Sam Allardyce wasn't particularly concerned with taking the match to Chelsea, as evidenced by his leaving both Alex Song and Diafra Sakho on the bench, but his side apparently didn't get the memo. Instead, they pressed high up the pitch in an attempt to win possession. It was a far cry from the '19th-century football' we saw in this fixture, and it was also a complete disaster.

Whenever the visitors charged forward to nick the ball high up the pitch, they were easily circumvented, and the resulting holes were exploited with merciless efficiency. The Blues should have gone ahead in the fourth minute, when Willian's cross was allowed to reach the onrushing Oscar, but the Brazilian, perhaps surprised by the gift, was forced into an extra touch and then skied his shot under pressure from Adrian.
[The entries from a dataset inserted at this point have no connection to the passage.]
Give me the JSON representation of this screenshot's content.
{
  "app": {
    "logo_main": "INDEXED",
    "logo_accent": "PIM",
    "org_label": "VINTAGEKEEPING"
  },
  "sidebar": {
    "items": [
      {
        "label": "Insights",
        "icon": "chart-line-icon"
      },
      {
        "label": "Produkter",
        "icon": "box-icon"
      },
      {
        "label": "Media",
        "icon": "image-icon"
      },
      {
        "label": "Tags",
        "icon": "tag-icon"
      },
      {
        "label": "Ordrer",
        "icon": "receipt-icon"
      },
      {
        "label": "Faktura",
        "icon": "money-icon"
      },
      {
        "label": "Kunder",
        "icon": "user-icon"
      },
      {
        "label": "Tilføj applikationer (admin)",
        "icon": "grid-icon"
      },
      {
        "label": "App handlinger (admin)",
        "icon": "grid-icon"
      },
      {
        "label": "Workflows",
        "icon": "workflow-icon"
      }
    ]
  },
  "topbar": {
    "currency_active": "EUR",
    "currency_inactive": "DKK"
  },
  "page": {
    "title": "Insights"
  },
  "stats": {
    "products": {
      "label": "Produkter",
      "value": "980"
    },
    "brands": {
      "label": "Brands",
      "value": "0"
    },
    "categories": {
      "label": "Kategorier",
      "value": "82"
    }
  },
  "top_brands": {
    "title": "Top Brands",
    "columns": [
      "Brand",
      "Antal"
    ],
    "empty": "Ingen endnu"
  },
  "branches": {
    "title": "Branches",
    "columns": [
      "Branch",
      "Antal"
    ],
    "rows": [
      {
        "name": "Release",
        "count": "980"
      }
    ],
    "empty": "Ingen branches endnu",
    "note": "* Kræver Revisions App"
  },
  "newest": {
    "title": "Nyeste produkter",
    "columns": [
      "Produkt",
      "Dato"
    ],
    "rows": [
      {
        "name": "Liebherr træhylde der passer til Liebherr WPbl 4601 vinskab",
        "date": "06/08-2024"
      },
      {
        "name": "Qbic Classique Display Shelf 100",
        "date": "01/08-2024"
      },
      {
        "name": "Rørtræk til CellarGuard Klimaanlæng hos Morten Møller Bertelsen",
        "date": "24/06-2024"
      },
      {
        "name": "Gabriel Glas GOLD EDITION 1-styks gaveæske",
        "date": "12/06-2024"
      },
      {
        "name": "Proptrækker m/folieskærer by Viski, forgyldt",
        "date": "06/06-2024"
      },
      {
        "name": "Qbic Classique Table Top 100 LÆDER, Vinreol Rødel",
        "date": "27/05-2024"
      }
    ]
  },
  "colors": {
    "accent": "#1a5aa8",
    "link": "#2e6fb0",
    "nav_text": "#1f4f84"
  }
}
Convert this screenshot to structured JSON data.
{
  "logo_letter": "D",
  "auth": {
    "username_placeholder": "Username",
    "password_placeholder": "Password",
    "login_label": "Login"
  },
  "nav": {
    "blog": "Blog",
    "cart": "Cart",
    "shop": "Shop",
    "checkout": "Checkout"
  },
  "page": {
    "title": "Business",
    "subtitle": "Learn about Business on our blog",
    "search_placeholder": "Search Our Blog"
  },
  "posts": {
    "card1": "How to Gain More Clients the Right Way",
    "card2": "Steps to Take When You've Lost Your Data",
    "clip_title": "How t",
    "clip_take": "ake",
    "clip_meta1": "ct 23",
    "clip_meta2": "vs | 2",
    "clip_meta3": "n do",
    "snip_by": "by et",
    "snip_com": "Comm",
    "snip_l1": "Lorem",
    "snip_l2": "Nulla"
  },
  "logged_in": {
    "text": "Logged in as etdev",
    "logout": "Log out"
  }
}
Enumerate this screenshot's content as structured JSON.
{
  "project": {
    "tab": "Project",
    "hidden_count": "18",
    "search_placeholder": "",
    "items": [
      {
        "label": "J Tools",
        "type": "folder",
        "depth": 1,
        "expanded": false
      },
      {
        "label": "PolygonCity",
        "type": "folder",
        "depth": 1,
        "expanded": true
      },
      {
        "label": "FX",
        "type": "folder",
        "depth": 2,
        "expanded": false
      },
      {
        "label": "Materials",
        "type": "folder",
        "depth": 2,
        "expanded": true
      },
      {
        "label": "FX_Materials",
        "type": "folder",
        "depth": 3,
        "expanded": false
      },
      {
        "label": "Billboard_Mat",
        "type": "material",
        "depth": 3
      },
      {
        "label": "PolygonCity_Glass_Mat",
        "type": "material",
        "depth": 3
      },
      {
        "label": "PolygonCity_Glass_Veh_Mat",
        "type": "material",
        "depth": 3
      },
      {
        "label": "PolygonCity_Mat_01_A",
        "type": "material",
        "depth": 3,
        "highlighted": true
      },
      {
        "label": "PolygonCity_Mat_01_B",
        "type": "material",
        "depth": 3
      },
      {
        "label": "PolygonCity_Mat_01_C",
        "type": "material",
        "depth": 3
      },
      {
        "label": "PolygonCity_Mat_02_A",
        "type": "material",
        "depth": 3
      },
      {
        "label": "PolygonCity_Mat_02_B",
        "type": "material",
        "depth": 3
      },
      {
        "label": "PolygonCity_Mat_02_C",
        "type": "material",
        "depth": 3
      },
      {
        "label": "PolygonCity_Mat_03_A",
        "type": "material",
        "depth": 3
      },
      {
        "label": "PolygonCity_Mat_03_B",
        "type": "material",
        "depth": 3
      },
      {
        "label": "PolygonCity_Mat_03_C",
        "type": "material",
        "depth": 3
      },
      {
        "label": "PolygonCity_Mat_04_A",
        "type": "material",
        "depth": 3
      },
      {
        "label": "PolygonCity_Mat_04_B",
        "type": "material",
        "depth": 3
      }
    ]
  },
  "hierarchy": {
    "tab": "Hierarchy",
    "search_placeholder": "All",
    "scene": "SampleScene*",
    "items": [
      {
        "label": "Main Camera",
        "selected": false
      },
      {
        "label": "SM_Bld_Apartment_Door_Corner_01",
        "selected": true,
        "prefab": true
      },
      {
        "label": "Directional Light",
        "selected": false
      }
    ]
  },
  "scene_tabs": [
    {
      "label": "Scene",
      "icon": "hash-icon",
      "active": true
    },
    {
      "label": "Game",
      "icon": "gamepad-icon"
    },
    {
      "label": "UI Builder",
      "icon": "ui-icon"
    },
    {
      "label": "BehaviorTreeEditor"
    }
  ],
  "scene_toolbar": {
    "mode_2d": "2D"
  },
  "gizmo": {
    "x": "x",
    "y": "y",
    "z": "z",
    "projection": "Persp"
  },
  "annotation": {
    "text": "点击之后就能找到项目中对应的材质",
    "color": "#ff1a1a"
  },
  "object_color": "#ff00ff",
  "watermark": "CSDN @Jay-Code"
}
Gary Cahill got in on the action as well, heading just wide after a partially-cleared set piece before thumping a shot right down Adrian's gullet after West Ham's defence completely lost him on a corner. By the half-hour mark, Chelsea were starting to get frustrated. They were completely dominant, but thanks to a combination of their own wastefulness and Adrian's goalkeeping heroics, the match was still scoreless.

Step forward, John Terry.

The skipper had notched the opener against Stoke City and he repeated the feat here. Eden Hazard won a corner after some trademark scurrying in the West Ham box, and from there everything was far too easy. Diego Costa rose highest to flick on towards the back post, where both Terry and Nemanja Matic were lurking to poke home. It was Terry who got on the end of the ball, adjusting his feet well and guiding a straightforward shot into the back of the net.

The floodgates briefly looked like opening, and Adrian did well to deny a superb long-ranger from Matic before Costa blazed over from an Ivanovic cross. But the second goal refused to come, and the Blues ended up going into the interval with a hilarious lead in both possession and shots but an extraordinarily slender one in terms of goals.

Naturally, the visitors came out after the break much improved, and took the game to Chelsea for all of five minutes before falling off once more. At this point, Allardyce made changes, pulling off Andy Carroll, who was apparently playing, as well as Mark Noble. On came Sakho and Song. Naturally, after the Hammers did all that work rejigging their team, Costa scored just to spite them.

Matic, who kept up his otherworldly form from the Stoke game, robbed Cheikhou Kouyaté in midfield. Hazard picked out Costa in space, and the striker, up against three defenders, took them all out of play with one little shimmy before sweeping the ball past Adrian to make it 2-0. It was an astonishing, world class goal, and it took any momentum that the West Ham subs might have given them and stomped all over it, yelling happily.

Costa could and should have doubled his tally on the night shortly thereafter, when Ivanovic swung a neat cross for him to meet at the far post, but, his ire having subsided, the forward opted to show mercy on poor Adrian and skewed well over and wide instead.

Oscar was feeling less merciful, forcing the keeper into a smart stop from a curling free kick, and as the game died down Winston Reid was called into action with very nice blocks. Perhaps the only blemish on Chelsea's evening was their lacklustre defending in the final five minutes of play, which saw Morgan Amalfitano twice get clean looks on goal. The winger hit the post once and really should have scored, which would have made the end of the match a far more tense affair.

But he didn't, and the Blues were able to chuckle their way through to full time. Not bad at all.